  • What exactly is the registry?

    It's a centralized database overseen by the Royal Canadian Mounted Police that links firearms with their licensed owners. It contains information about all three types of guns that must be registered - non-restricted, restricted and prohibited. (All firearms must be registered.) To register a firearm, you have to have a licence to possess it.

  • Does the bill make any changes to licensing requirements?

    No. Canadian residents need a licence in order to possess and register a firearm or ammunition and that won't change. There are a couple of different kinds of licences because of various changes to laws and regulations over the years.

  • What are long guns?

    There are three types of guns under Canadian law: non-restricted, restricted and prohibited. Most common long guns - rifles and shotguns - are non-restricted but there are a few exceptions. A sawed-off shotgun, for example, is a prohibited firearm. A handgun is an example of a restricted firearm. Different regulations apply to different classifications of firearms.

  • How many guns are we talking about?

    As of September 2011, there were about 7.8 million registered guns. Of those, 7.1 million are non-restricted firearms.

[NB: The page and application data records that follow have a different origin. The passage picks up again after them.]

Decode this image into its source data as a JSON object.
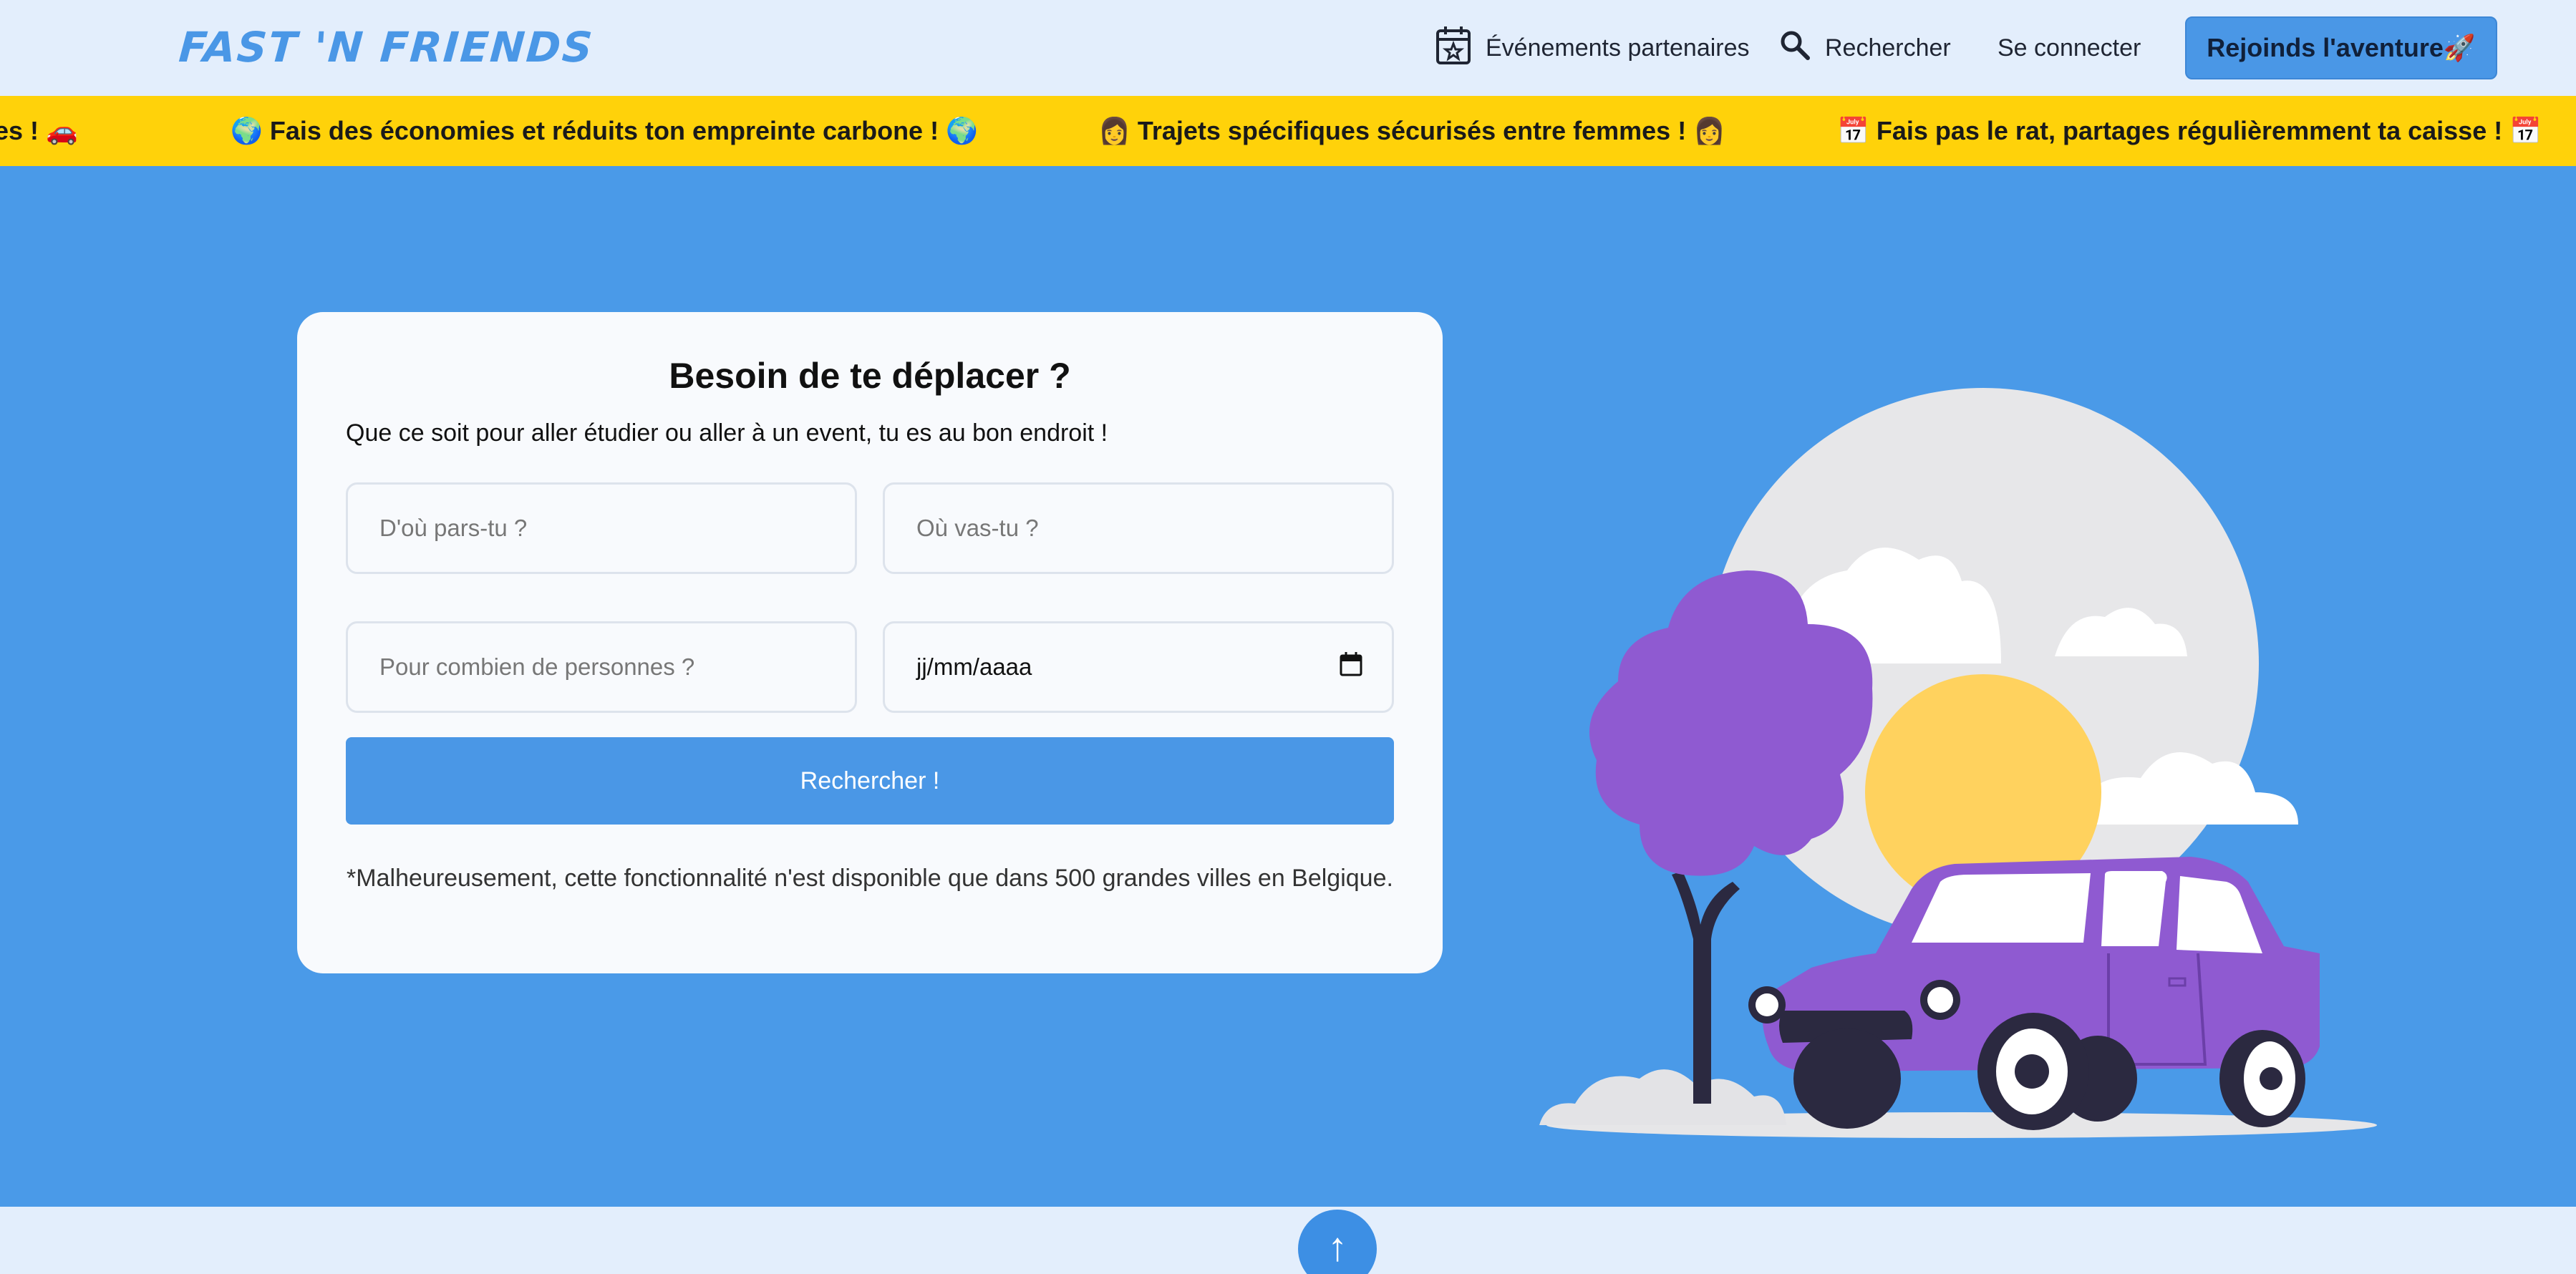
{
  "header": {
    "logo": "FAST 'N FRIENDS",
    "nav": {
      "events": "Événements partenaires",
      "search": "Rechercher",
      "login": "Se connecter"
    },
    "cta": "Rejoinds l'aventure🚀"
  },
  "ticker": {
    "items": [
      "es ! 🚗",
      "🌍 Fais des économies et réduits ton empreinte carbone ! 🌍",
      "👩 Trajets spécifiques sécurisés entre femmes ! 👩",
      "📅 Fais pas le rat, partages régulièremment ta caisse ! 📅"
    ]
  },
  "search_card": {
    "title": "Besoin de te déplacer ?",
    "subtitle": "Que ce soit pour aller étudier ou aller à un event, tu es au bon endroit !",
    "from_placeholder": "D'où pars-tu ?",
    "to_placeholder": "Où vas-tu ?",
    "people_placeholder": "Pour combien de personnes ?",
    "date_placeholder": "jj/mm/aaaa",
    "submit": "Rechercher !",
    "disclaimer": "*Malheureusement, cette fonctionnalité n'est disponible que dans 500 grandes villes en Belgique."
  },
  "scroll_top": "↑",
  "colors": {
    "brand_blue": "#4a97e6",
    "hero_blue": "#4a9ae8",
    "ticker_yellow": "#ffd20a",
    "car_purple": "#8f5ad1",
    "sun_yellow": "#ffd25e"
  }
}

  • Why does the government want to get rid of the long-gun registry?

    The government says it is wasteful and ineffective at reducing crime and targets law-abiding gun owners instead of criminals, who don't register their firearms.

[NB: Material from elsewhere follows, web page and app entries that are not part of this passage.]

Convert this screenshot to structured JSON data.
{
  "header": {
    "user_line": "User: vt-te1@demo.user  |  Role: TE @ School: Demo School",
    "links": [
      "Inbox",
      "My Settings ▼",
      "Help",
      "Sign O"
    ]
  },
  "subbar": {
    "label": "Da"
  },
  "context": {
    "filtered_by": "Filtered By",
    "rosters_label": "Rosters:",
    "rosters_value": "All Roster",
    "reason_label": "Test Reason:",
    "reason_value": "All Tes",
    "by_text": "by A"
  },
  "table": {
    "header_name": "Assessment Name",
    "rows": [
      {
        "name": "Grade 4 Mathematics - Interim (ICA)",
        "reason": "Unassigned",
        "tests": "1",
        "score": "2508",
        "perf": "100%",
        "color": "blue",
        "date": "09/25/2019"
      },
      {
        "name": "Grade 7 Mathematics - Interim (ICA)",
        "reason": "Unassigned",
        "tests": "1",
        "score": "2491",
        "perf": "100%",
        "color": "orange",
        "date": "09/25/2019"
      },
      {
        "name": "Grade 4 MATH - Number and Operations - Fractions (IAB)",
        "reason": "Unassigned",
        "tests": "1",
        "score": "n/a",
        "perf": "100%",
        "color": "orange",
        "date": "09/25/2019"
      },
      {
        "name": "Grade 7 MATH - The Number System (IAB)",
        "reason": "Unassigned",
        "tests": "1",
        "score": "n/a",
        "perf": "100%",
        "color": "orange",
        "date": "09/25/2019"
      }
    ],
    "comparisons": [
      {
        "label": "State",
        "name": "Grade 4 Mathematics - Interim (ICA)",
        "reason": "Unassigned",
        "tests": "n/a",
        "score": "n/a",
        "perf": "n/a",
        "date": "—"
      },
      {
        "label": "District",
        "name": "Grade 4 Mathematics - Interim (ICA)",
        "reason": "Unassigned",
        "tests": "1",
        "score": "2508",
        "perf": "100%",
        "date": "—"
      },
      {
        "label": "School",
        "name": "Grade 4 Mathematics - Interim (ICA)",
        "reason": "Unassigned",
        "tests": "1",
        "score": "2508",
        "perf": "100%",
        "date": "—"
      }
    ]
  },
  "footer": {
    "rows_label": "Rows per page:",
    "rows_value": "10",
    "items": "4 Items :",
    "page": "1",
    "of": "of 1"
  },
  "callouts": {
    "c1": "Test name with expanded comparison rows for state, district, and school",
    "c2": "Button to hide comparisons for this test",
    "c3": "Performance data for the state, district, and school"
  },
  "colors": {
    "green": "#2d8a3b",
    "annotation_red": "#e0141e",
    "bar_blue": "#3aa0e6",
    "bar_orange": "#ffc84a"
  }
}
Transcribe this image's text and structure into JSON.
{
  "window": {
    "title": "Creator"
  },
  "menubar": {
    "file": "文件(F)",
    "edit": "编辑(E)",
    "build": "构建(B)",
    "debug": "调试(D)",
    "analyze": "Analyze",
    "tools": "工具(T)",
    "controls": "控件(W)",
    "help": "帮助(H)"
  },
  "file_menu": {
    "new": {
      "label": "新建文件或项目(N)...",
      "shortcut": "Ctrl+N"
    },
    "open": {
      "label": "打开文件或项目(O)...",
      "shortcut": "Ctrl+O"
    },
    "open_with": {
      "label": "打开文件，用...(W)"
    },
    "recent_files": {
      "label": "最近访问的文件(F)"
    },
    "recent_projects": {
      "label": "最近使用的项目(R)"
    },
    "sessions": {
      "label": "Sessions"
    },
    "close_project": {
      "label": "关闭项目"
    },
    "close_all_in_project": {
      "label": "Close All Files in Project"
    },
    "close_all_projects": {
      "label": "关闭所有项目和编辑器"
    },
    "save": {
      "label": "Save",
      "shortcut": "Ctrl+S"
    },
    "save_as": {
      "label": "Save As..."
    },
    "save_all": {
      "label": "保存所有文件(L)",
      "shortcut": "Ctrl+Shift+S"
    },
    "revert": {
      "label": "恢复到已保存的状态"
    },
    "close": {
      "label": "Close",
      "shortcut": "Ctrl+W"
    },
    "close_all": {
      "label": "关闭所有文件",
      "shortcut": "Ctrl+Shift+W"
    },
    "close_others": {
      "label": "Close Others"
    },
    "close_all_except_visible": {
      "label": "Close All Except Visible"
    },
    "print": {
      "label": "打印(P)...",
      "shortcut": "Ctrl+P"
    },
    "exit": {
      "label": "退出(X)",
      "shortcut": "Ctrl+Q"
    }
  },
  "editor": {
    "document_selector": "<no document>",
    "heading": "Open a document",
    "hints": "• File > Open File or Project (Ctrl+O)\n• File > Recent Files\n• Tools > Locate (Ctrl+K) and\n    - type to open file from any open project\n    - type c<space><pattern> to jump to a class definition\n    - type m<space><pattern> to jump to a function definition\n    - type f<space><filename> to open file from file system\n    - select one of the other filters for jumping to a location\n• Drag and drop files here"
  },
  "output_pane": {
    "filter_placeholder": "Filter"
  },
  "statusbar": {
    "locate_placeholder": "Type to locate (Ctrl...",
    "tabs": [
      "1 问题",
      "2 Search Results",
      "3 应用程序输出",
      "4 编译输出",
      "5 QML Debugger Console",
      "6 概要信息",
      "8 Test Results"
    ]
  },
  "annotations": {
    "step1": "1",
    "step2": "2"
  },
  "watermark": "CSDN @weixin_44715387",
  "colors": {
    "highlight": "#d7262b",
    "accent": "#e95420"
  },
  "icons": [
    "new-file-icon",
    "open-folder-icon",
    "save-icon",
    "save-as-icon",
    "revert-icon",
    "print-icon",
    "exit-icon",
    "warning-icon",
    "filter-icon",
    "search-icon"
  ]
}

  • Who wants to keep it?

    Police and victims' groups are big supporters of the registry. Police say the database helps them evaluate a potential safety threat when they pull a vehicle over or are called to a residence. They also say it helps support police investigations because the registry can help determine if a gun was stolen, illegally imported, acquired or manufactured. This year, the RCMP says police agencies accessed it on average more than 17,000 times a day.

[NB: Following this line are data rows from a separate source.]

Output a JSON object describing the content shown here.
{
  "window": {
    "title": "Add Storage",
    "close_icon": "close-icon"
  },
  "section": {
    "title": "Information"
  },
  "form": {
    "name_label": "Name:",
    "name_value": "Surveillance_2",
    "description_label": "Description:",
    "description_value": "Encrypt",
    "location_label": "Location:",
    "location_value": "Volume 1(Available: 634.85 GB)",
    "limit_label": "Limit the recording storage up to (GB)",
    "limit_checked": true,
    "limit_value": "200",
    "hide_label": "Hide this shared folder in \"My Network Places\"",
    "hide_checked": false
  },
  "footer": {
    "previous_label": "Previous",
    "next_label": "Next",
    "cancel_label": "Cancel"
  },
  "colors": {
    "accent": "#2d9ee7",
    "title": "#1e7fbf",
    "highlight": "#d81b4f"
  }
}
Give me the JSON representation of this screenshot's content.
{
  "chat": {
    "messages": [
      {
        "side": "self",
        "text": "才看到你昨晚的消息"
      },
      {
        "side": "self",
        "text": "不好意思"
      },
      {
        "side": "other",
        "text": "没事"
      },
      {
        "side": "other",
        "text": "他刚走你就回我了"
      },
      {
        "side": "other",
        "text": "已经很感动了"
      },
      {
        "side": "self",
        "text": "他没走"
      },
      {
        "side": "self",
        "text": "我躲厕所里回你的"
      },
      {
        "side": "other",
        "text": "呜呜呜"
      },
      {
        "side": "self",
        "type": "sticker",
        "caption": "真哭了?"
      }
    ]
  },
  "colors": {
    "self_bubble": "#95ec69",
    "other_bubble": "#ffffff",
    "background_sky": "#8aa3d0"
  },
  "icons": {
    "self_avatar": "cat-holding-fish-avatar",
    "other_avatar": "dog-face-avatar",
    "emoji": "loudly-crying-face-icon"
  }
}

  • When will the registry cease to exist?

    The government has passed the legislation and the registry no longer exists. Except for in Quebec, where an ongoing court challenge means the owners must still register their guns in the province.

  • Why does the government want to destroy the records?

    The government is doing this to ensure that no future non-Conservative government can recreate the registry. Public Safety Minister Vic Toews has also made it clear that if any province wants to set up its own registry it would get no help from the federal government. The Conservatives are so fundamentally opposed to the existence of the records, because they say they focus on law-abiding citizens instead of criminals, that they don't want them available for anyone to use.

  • How much does the registry cost?

    The registry cost more than $1 billion to set up in 1995 and the cost was the source of much controversy. Public Safety Minister Vic Toews said on Oct. 25 that the government's best estimate is that it costs about $22 million a year to operate. That's the entire registry, not just the long-gun portion, but he noted most of the guns in the registry are long guns. He said he didn't know how much money scrapping the requirement to register long guns would save the government. Conservative MP Candice Hoeppner says there are also "hidden costs" that are borne by provincial and municipal police agencies to enforce the registry.